__YOUR INSTRUCTIONS__
All the entries need to be duplicated exactly, with the pictures omitted.

__THE DATA__
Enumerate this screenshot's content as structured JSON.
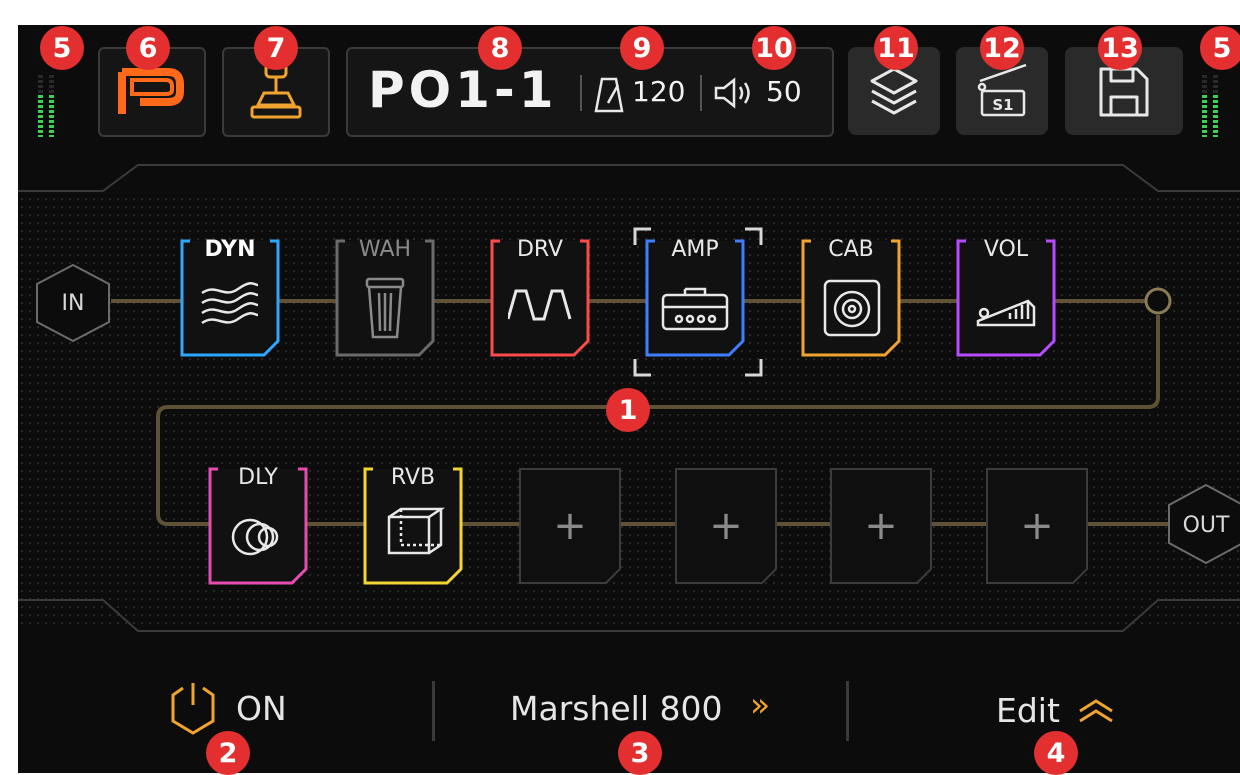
{
  "header": {
    "preset_name": "PO1-1",
    "tempo": "120",
    "volume": "50"
  },
  "chain": {
    "input_label": "IN",
    "output_label": "OUT",
    "blocks": [
      {
        "label": "DYN",
        "color": "#2ea7ff",
        "icon": "dynamics-wave-icon"
      },
      {
        "label": "WAH",
        "color": "#6a6a6a",
        "icon": "wah-pedal-icon"
      },
      {
        "label": "DRV",
        "color": "#ff4a4a",
        "icon": "drive-square-wave-icon"
      },
      {
        "label": "AMP",
        "color": "#3f7dff",
        "icon": "amp-head-icon"
      },
      {
        "label": "CAB",
        "color": "#f0a32e",
        "icon": "cabinet-speaker-icon"
      },
      {
        "label": "VOL",
        "color": "#b74bff",
        "icon": "volume-pedal-icon"
      },
      {
        "label": "DLY",
        "color": "#e64bb0",
        "icon": "delay-circles-icon"
      },
      {
        "label": "RVB",
        "color": "#f2d534",
        "icon": "reverb-cube-icon"
      }
    ],
    "empty_slot_symbol": "+"
  },
  "bottom_bar": {
    "power_state": "ON",
    "model_name": "Marshell 800",
    "model_arrow": "»",
    "edit_label": "Edit"
  },
  "badges": [
    "1",
    "2",
    "3",
    "4",
    "5",
    "6",
    "7",
    "8",
    "9",
    "10",
    "11",
    "12",
    "13",
    "5"
  ],
  "colors": {
    "accent_orange": "#ff6a1a",
    "line": "#6b5a3a",
    "badge": "#e32f2f",
    "meter_green": "#39d353"
  }
}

__COMPLETED EXERCISE__
Enumerate this screenshot's content as structured JSON.
{
  "header": {
    "preset_name": "PO1-1",
    "tempo": "120",
    "volume": "50"
  },
  "chain": {
    "input_label": "IN",
    "output_label": "OUT",
    "blocks": [
      {
        "label": "DYN",
        "color": "#2ea7ff",
        "icon": "dynamics-wave-icon"
      },
      {
        "label": "WAH",
        "color": "#6a6a6a",
        "icon": "wah-pedal-icon"
      },
      {
        "label": "DRV",
        "color": "#ff4a4a",
        "icon": "drive-square-wave-icon"
      },
      {
        "label": "AMP",
        "color": "#3f7dff",
        "icon": "amp-head-icon"
      },
      {
        "label": "CAB",
        "color": "#f0a32e",
        "icon": "cabinet-speaker-icon"
      },
      {
        "label": "VOL",
        "color": "#b74bff",
        "icon": "volume-pedal-icon"
      },
      {
        "label": "DLY",
        "color": "#e64bb0",
        "icon": "delay-circles-icon"
      },
      {
        "label": "RVB",
        "color": "#f2d534",
        "icon": "reverb-cube-icon"
      }
    ],
    "empty_slot_symbol": "+"
  },
  "bottom_bar": {
    "power_state": "ON",
    "model_name": "Marshell 800",
    "model_arrow": "»",
    "edit_label": "Edit"
  },
  "badges": [
    "1",
    "2",
    "3",
    "4",
    "5",
    "6",
    "7",
    "8",
    "9",
    "10",
    "11",
    "12",
    "13",
    "5"
  ],
  "colors": {
    "accent_orange": "#ff6a1a",
    "line": "#6b5a3a",
    "badge": "#e32f2f",
    "meter_green": "#39d353"
  }
}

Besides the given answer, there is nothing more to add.